Background: To assess the current state of clinical data interoperability, we evaluated the use of data standards across 38 large professional society registries.
Methods: The analysis included 4 primary components: 1) environmental scan, 2) abstraction and cross-tabulation of clinical concepts and corresponding data elements from registry case report forms, dictionaries, and / or data models, 3) cross-tabulation of same across national common data models, and 4) specifying data element metadata to achieve native data interoperability.
Results: The registry analysis identified approximately 50 core clinical concepts. None were captured using the same data representation across all registries, and there was little implementation of data standards. To improve technical implementation, we specified 13 key metadata for each concept to be used to achieve data consistency.
Conclusion: The registry community has not benefitted from and does not contribute to interoperability efforts. A common, authoritative process to specify and implement common data elements is greatly needed.

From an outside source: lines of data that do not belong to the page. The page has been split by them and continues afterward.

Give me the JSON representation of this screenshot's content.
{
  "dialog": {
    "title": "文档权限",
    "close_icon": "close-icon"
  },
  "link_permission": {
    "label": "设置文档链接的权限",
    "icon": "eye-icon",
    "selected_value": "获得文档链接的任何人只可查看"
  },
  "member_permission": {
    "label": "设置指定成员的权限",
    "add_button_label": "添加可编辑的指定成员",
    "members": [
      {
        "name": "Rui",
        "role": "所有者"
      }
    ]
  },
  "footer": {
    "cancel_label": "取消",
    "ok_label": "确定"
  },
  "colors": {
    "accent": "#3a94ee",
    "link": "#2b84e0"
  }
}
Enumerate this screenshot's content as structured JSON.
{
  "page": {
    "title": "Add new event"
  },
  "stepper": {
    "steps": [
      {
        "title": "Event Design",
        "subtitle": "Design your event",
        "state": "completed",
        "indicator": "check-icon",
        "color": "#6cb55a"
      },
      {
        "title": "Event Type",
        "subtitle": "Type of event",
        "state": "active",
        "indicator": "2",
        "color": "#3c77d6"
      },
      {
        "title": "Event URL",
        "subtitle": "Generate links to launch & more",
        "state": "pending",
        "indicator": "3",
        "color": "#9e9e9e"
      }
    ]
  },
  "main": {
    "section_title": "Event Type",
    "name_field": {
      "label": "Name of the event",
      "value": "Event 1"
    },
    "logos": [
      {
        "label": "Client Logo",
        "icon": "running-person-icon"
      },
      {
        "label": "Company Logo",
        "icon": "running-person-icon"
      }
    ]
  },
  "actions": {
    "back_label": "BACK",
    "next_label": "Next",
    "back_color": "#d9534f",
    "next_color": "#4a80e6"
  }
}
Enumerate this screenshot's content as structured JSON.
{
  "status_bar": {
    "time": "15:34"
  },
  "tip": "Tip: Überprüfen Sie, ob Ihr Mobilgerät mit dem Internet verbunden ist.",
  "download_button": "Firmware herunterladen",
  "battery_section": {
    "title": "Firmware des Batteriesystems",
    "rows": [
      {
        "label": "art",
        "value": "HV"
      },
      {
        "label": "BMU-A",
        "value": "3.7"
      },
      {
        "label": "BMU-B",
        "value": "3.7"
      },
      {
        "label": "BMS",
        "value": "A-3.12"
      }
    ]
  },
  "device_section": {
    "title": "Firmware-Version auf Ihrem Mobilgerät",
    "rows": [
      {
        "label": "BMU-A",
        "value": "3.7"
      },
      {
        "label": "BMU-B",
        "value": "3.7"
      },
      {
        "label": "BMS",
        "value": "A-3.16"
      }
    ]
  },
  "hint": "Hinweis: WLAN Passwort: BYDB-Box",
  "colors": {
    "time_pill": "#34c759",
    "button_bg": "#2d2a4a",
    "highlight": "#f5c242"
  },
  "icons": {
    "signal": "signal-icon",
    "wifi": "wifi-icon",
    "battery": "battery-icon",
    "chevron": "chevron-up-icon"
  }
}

Learning Objective: After participating in this session, the learner will be able to articulate recommendations to achieve clinical data liquidity through native data interoperability, per findings of the Duke-Pew Data Interoperability Project, an analysis of the representations of more than 20 common core clinical concepts found in 38 large professional society registries.
James Tcheng (Presenter)
Duke Clinical Research Institute
Joseph Drozda, Mercy Health System
Davera Gabriel, Duke Clinical Research Institute
Anne Heath, Duke Clinical Research Institute
Rebecca Wilgus, Duke Clinical Research Institute
Mary Williams, Duke Clinical Research Institute
Thomas Windle, University of Nebraska Medical Center
John Windle, University of Nebraska Medical Center